Ed Glaeser spoke at LSE on Monday night as part of a tour plugging his new book, Triumph of the City. With his slightly ship's-captainy appearance, extravagant gestures and SUDDEN CHANGES IN VOLUME, Glaeser makes for an entertaining speaker and a great salesman for cities, which seems to be the role he has settled on.
His talk was focused on the central message of his book, i.e. the benefits of dense urban areas and the costs of anti-density policies. On the benefits side, he made a convincing argument that better communications technology makes cities more rather than less attractive places to work, because by making routine communications easier they increase the returns to the much richer face-to-face form of communication. This is more true in some industries than in others, and one in particular: Glaeser says "There is no industry in which knowing a little more is worth a lot more than in finance", so for better or worse we shouldn't expect financial services to lose their dominant role in New York or London any time soon.
Another key benefit of density, which after all is just proximity in another guise, is that it allows people to save on transport costs. This, said Glaeser, is the main reason why you tend to see so many poor people in big cities.
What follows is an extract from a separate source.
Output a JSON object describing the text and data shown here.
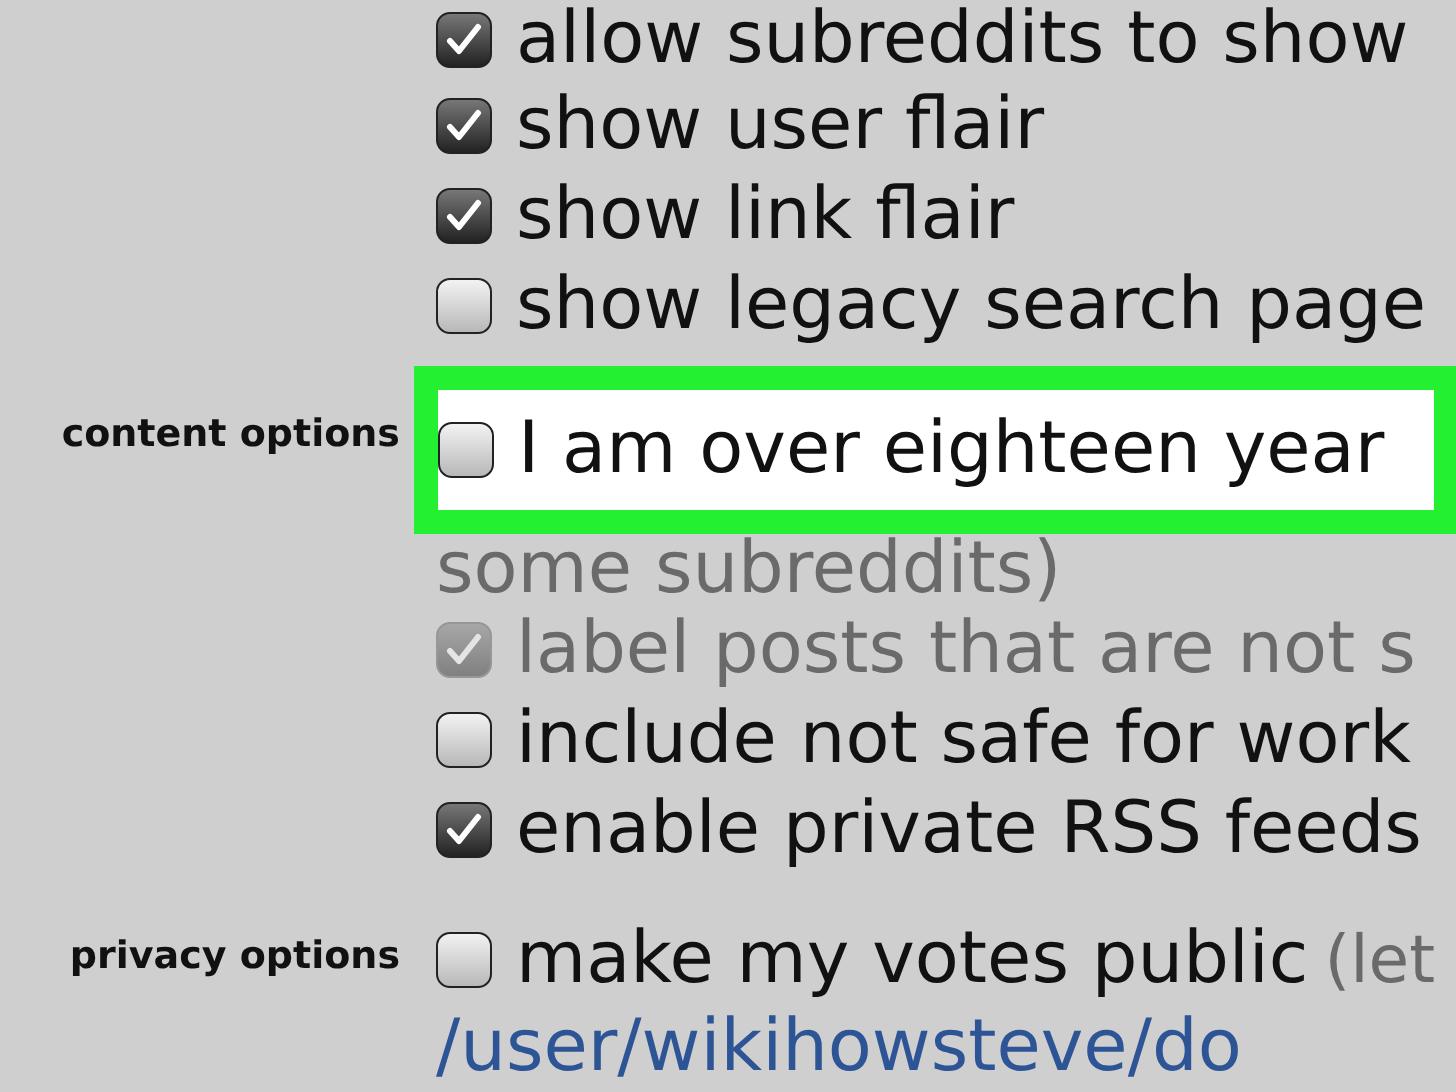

Their housing costs may be high but their transport costs are low, on top of the greater economic opportunities on offer. So maybe the high measured levels of inequality in cities isn't such a bad thing: in fact, Glaeser declared that there is "more of a problem in the artificial equality of suburban areas than in the inequality of urban areas", which is certainly something to chew over.
The economic benefits of agglomeration have always favoured cities, but high population densities can bring significant costs, most notably in terms of disease, congestion and crime. Life expectancies and general health used to be much worse in cities like New York and London than in the countryside, but thanks in large part to huge public investment in sanitation (and, I would argue, transport improvements that reduced overcrowding in the very centre) the gap has closed and in some cases reversed. Public health is still a huge problem in some of today's megacities, but Glaeser is convinced that similar investments can make all the difference.
Cities in rich countries are today generally much safer places than they used to be, with crime levels having fallen in most countries since the 70s and 80s. Glaeser noted that workers used to effectively get a 'real wage premium' for enduring New York's awful conditions, but now it is the other way around, with people willing to pay huge prices for the privilege of living in formerly bohemian areas like Greenwich Village.
At this point Glaeser had some criticism for Jane Jacobs, who he thought was unduly hostile to densification in her Greenwich Village neighbourhood and places like it. When Jacobs lived there the Village was an attractive, human-scale, organically 'mixed community', and Jacobs wanted it to stay that way. But Glaeser contends that a lack of sufficient new housing supply meant prices in nice, central places like the Village went through the roof, with the result that it is now a profoundly un-mixed community where only hedge fund multi-millionaires can afford to live.
I've got a few comments on this last issue, as I think it's fairly critical for cities like London which are trying for economic growth without excluding the poor and middle classes. The first is that it seems to be more or less impossible to preserve both affordability and the existing neighbourhood built form in the face of strong housing demand: you've got to choose one or the other.
The second point is that the relationship between the two is unstable - after all, if the reaction to a big increase in demand for housing in, say, Islington is to build a huge number of flats, then it isn't the same place it was before and a lot of that demand may disappear, potentially leaving you with a supply overhang and a less attractive environment. That's probably an extreme example as housing supply is never that responsive, but the point is that economists don't seem to me to have a good handle on these interactions as yet.
Lastly, it's fine to argue that places like Greenwich Village shouldn't have made the mistake of restricting new housing supply, but that doesn't answer the question of whether it is possible to undo the 'damage' now that it has become an enclave of the super-rich. Is there really any chance of persuading such a group of local residents to accept major structural change to the area they have paid so much to live in? This matters because if the answer is no then new supply won't be in areas like the Village but in less desirable places, probably more distant from where people want to be. If that's the case, then the very attractiveness of cities may undermine some of their economic and environmental benefits.